The artist surrounds the soft looking, amorphous shapes, with metal structures, the inspiration for which she looks for in the volumes of modernist buildings and iron structures. The metal she uses does not only have a formal function, it also brings content to the sculptures. Basic forms such as the cube and the rectangular prism create a space for thought, but they also call up the idea of cages. Furniture archetypes relate the works to something recognizable, providing a certain psychological tension. Ladders add rhythm and direction to the sculptures, they
also suggest the idea of a covered distance.

 

The form of an idea.

In the current conception of artists and scientists as individuals who, each in their own way, explore the limits of the world’s transformability, the artist is usually seen as the impulsive scatterbrain and the scientist as the methodical perfectionist. As an ‘impulsive perfectionist’, Ann Dieltjens finds herself at the crossing of these two worlds. She accurately investigates how formal data can be transformed into meaning, a process at which those investigations often begin to lead their own lives, guiding her into ever more unexplored territory.
The artist considers each three-dimensional object as a carrier of information, which in turn can be transformed into new information. She developed this self-determined vision during her last year at the art academy (Sint-Lukas, Brussels) and it has characterized her work ever since.
Her sculptures of today however, though not fundamentally different from works of that early period, clearly show more depth and scope, both in method and in the creation of meaning.

 

Virtual images.

The artist does not exclusively work out her ideas in three-dimensional forms, she also
experiments with digital sculptures. The latter technique consists in drawing manually, and with the tools of Photoshop, three-dimensional amorphous shapes in a prephotographed space or construction. While drawing, the artist can give expression to her ideas quickly and easily. Circumventing the restrictions attached to iron and plaster, she can also make sculptures impossible to realise in three-dimensional reality. It should be stressed that the virtual images are more than drafts or studies. They are to be seen as works of art in their own right, caught in an interesting interaction with the handmade sculptures. The digital mode is a source of inspiration for the three-dimensional one and vice versa.

Manual versus industrial.

Ann Dieltjens builds her sculptures with lime (plaster) and iron, two substances that require a different approach. Lime, building material of nature, asks for an instinctive, intuitive approach, with the accent on kneading, moulding, sanding and polishing. Iron, the basic industrial material, demands a more systematic approach. In combining the worlds of the industrial and the organic, the artist defies the technical potential of the material. This method of working does not only affect the form of her works, but also the meaning, the content. The emotional effect of
the two materials on the viewer is quite different.

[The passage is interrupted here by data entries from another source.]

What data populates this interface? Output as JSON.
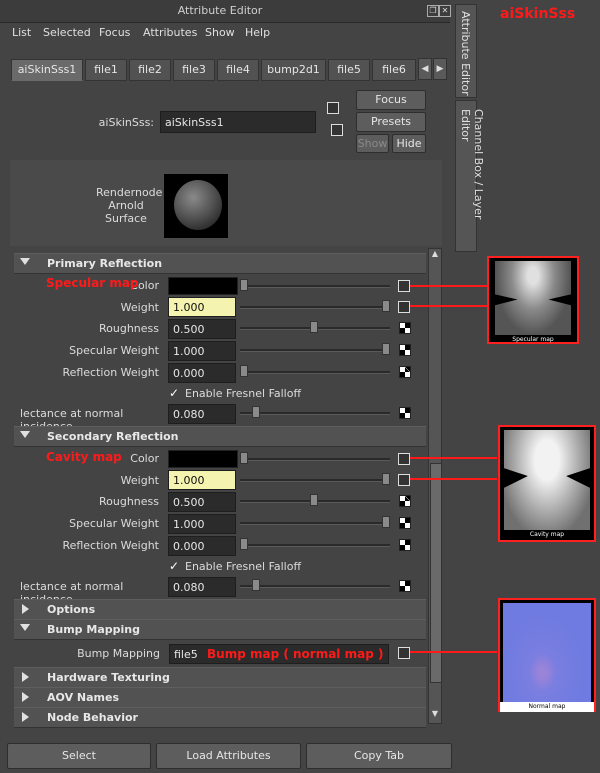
{
  "window": {
    "title": "Attribute Editor"
  },
  "menu": [
    "List",
    "Selected",
    "Focus",
    "Attributes",
    "Show",
    "Help"
  ],
  "tabs": [
    "aiSkinSss1",
    "file1",
    "file2",
    "file3",
    "file4",
    "bump2d1",
    "file5",
    "file6"
  ],
  "node": {
    "type_label": "aiSkinSss:",
    "name_value": "aiSkinSss1",
    "focus": "Focus",
    "presets": "Presets",
    "show": "Show",
    "hide": "Hide",
    "swatch_label_1": "Rendernode",
    "swatch_label_2": "Arnold",
    "swatch_label_3": "Surface"
  },
  "primary": {
    "title": "Primary Reflection",
    "color_label": "Color",
    "weight_label": "Weight",
    "weight_value": "1.000",
    "roughness_label": "Roughness",
    "roughness_value": "0.500",
    "spec_weight_label": "Specular Weight",
    "spec_weight_value": "1.000",
    "refl_weight_label": "Reflection Weight",
    "refl_weight_value": "0.000",
    "fresnel_label": "Enable Fresnel Falloff",
    "normal_label": "lectance at normal incidence",
    "normal_value": "0.080"
  },
  "secondary": {
    "title": "Secondary Reflection",
    "color_label": "Color",
    "weight_label": "Weight",
    "weight_value": "1.000",
    "roughness_label": "Roughness",
    "roughness_value": "0.500",
    "spec_weight_label": "Specular Weight",
    "spec_weight_value": "1.000",
    "refl_weight_label": "Reflection Weight",
    "refl_weight_value": "0.000",
    "fresnel_label": "Enable Fresnel Falloff",
    "normal_label": "lectance at normal incidence",
    "normal_value": "0.080"
  },
  "sections": {
    "options": "Options",
    "bump": "Bump Mapping",
    "hardware": "Hardware Texturing",
    "aov": "AOV Names",
    "behavior": "Node Behavior"
  },
  "bump": {
    "label": "Bump Mapping",
    "value": "file5"
  },
  "bottom": {
    "select": "Select",
    "load": "Load Attributes",
    "copy": "Copy Tab"
  },
  "side_tabs": {
    "attribute": "Attribute Editor",
    "channel": "Channel Box / Layer Editor"
  },
  "annotations": {
    "title": "aiSkinSss",
    "specular": "Specular map",
    "cavity": "Cavity map",
    "bump": "Bump map ( normal map )",
    "thumb_specular": "Specular map",
    "thumb_cavity": "Cavity map",
    "thumb_normal": "Normal map"
  },
  "colors": {
    "annotation": "#ff1a1a",
    "highlight_field": "#f4f4b0"
  }
}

The artist flirts with the logic of industrial processes by using her raw material as building material, and yet she emphasizes the element of craftmanship all along. Depending on the complexity of the white forms, she either applies moulding, a technique at which the form is made in clay and then cast, or she builds the forms directly on an armature of wire netting.
Even after extensive sanding, these forms keep something of their uneven surface, which underlines their handmade character. Unlike most of her fellow sculptors, who melt and emboss the metal, Ann Dieltjens really wants to construct with that material. Metal bars of variable gauge are purchased, cut up, welded and plied and then finished off with the grinding disc.  
The basic material is made to remain clearly visible in the end result, so as
to emphasize the attenuating role of manual work in the hard, mechanical whole.

 

Nathalie Huyghe 2008